PROBLEM REQUIREMENTS
Which lines in the data below contain the word "kind"? Pull each of them out.

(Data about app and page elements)
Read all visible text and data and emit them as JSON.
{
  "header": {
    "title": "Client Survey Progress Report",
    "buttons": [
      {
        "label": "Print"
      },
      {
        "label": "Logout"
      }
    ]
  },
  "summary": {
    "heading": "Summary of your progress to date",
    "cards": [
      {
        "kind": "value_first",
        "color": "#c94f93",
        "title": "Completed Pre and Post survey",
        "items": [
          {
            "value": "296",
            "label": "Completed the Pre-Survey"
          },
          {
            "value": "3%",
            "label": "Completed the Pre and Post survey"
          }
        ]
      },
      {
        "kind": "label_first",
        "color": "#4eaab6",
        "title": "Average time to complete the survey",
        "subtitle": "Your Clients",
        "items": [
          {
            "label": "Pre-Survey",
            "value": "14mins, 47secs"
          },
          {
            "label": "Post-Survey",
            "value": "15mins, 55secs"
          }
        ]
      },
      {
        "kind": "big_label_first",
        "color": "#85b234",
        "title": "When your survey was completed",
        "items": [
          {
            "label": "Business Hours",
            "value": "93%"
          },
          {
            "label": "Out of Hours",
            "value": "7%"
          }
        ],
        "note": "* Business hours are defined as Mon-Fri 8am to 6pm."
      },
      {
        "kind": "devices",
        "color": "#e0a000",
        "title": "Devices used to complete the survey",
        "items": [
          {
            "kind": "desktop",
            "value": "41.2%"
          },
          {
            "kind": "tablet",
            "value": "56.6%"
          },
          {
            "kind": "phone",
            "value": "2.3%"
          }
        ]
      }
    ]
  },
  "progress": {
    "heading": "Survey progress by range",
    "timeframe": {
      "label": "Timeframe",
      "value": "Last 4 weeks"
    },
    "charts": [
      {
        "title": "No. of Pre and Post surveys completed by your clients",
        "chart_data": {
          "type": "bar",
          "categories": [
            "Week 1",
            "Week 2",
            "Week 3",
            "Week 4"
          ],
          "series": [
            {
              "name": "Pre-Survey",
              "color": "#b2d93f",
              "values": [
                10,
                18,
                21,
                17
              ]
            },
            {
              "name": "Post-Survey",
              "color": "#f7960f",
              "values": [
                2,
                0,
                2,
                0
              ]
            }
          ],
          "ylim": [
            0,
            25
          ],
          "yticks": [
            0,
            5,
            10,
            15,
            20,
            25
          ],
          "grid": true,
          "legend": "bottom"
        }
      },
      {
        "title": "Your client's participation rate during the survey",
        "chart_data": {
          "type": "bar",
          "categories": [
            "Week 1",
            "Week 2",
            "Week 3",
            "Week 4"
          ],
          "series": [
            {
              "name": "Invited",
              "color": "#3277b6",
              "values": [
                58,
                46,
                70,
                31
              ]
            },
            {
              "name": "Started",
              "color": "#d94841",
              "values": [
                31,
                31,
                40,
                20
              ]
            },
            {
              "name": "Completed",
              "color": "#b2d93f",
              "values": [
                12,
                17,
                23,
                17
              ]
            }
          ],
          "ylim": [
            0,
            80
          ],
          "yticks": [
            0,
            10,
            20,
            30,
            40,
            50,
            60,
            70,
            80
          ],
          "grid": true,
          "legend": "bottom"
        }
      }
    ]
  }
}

RESULT OF THE EXERCISE
        "kind": "value_first",
        "kind": "label_first",
        "kind": "big_label_first",
        "kind": "devices",
            "kind": "desktop",
            "kind": "tablet",
            "kind": "phone",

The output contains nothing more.